I was impressed by Scrofani’s performance as Dea. The character she plays is blind and I’ve no idea how she managed to hold her gazes without fixating or being distracted. I can only imagine how difficult this would have been.

Dom Hennquin’s Ursus appeared steadfast but deeply conflicted, carrying himself with both hesitance and grace while effortlessly exhibiting smooth and powerful vocals that embraced the room, particularly with the gorgeous song ‘Stars In The Sky’ that is the hero song of the musical. I cannot fault Hennquin’s performance.

Other cast members included the quirky but surprisingly sane Angelica played by Stephanie Astrid John who appeared to be the serious one amongst her siblings; Princess Josiana played by Melanie Bird, and Anthony Craig’s Lord Dirry-Moir. It was always a joy whenever the three would take to the stage, whether alone or together. Bird’s sexually charged Princess Josiana is a hilarious persona that I’m certain the actress has mighty fun with every night. Anthony Craig as Lord Diry-Moir was also my favourite of the production, stealing scenes by sitting amongst the audience, heckling remarks to the cast, all while being dramatic and cheesy but never to the point of cringe.

However, the incomparable of The Grinning Man is none other than Jennifer Vuletic as narrator and court jester, Barkilphedro. Vuletic grabs a hold of the role normally played by a male actor with both hands and transforms it into her own little playground. Witty, intimidating and maybe a little bit scary, Vuletic aces Barkilphedro like no other could. The way that Vuletic interacts with the Melbourne audience is arresting and masterful. We’re eating out of her hand before we even realise she’s taken control.

Actually, I loved how this production makes full use of St Kilda’s Alex Theatre. Patrons sitting in front row were met with the cast on multiple occasions, as the cast walk around near the front of the stage and run down the aisle at every opportunity granted within the storyline. The band are also on either side of the stage near the audience, so that the stage itself is fully used to tell of Grinpayne’s tragic life.
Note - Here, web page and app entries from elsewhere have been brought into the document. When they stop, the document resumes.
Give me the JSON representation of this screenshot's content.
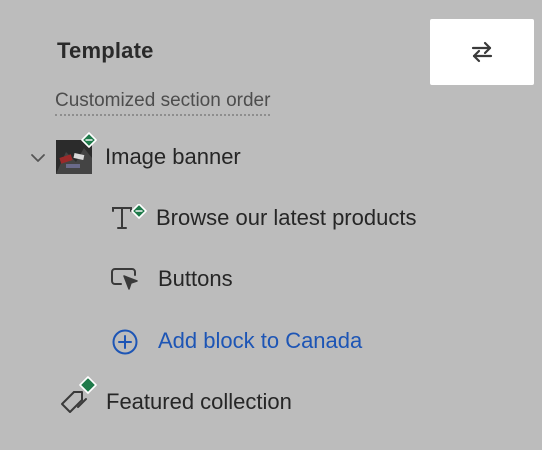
{
  "header": {
    "title": "Template",
    "swap_button_icon": "swap-arrows-icon"
  },
  "subtitle": "Customized section order",
  "sections": [
    {
      "label": "Image banner",
      "icon": "image-thumbnail",
      "expanded": true,
      "blocks": [
        {
          "label": "Browse our latest products",
          "icon": "text-icon"
        },
        {
          "label": "Buttons",
          "icon": "button-cursor-icon"
        },
        {
          "label": "Add block to Canada",
          "icon": "plus-circle-icon"
        }
      ]
    },
    {
      "label": "Featured collection",
      "icon": "tag-icon"
    }
  ],
  "colors": {
    "background": "#bcbcbc",
    "link": "#1d55b5",
    "badge": "#1f7a4a"
  }
}
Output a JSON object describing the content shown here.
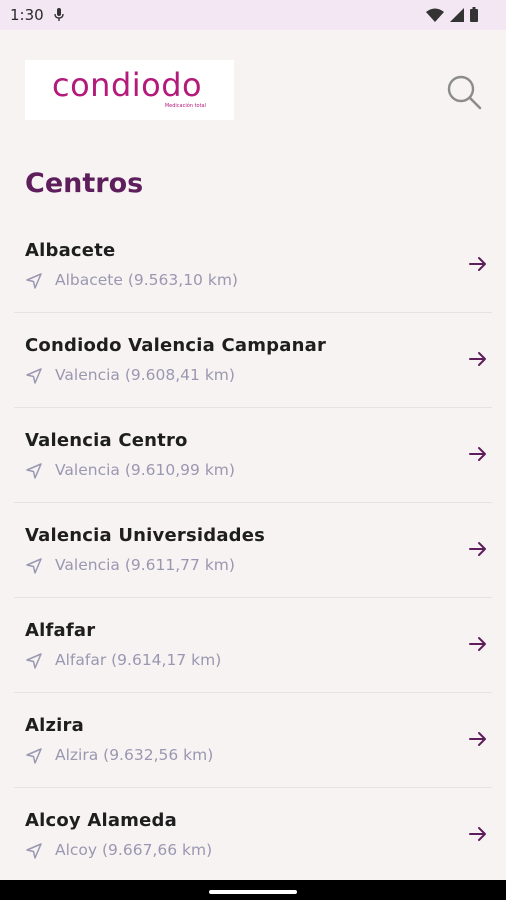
{
  "status_bar": {
    "time": "1:30"
  },
  "header": {
    "logo_text": "condiodo",
    "logo_sub": "Medicación total",
    "search_icon": "search-icon"
  },
  "page": {
    "title": "Centros"
  },
  "centers": [
    {
      "name": "Albacete",
      "location": "Albacete (9.563,10 km)"
    },
    {
      "name": "Condiodo Valencia Campanar",
      "location": "Valencia (9.608,41 km)"
    },
    {
      "name": "Valencia Centro",
      "location": "Valencia (9.610,99 km)"
    },
    {
      "name": "Valencia Universidades",
      "location": "Valencia (9.611,77 km)"
    },
    {
      "name": "Alfafar",
      "location": "Alfafar (9.614,17 km)"
    },
    {
      "name": "Alzira",
      "location": "Alzira (9.632,56 km)"
    },
    {
      "name": "Alcoy Alameda",
      "location": "Alcoy (9.667,66 km)"
    }
  ],
  "colors": {
    "brand": "#b31a7a",
    "title": "#5e1e5c",
    "arrow": "#5e1e5c",
    "location_text": "#9a98b0",
    "background": "#f7f3f3"
  }
}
If I had to fault anything about The Grinning Man, it would be its humour. I didn’t find anything remotely funny but was held captivated whenever a cast member would sing, or a serious moment was unfolding before my eyes. Admittedly after the first act, I was concerned that I wasn’t enjoying the show and worried that The Grinning Man wasn’t for me. The musical though did a complete turn around in the second act and I found myself deeply moved by its conclusion, even shedding a tear.

The Grinning Man is an ambitious and mysterious dark fantasy musical that is bold, daring, different, and ideal for theatre enthusiasts. The music is gorgeous, the cast are solid with their mutant lungs (this is a compliment), and during a time where many productions keep bringing back shows that have been to Australia before, I applaud all involved for bringing something new. While the humour in the show is really not my cup of tea, and the direction of the puppets or lack there of confused me at the start, the rest of The Grinning Man more than makes up for it.

If you’re even remotely curious about The Grinning Man, please see this show before it disappears.

The Grinning Man is now on in Melbourne, currently playing at Alex Theatre in St Kilda until the 19th of May.
For more information and ticketing, visit:

Photography by Ben Fon.

Sign up to receive weekly updates on our most recent reviews.

Leave a Reply

Your email address will not be published. Required fields are marked *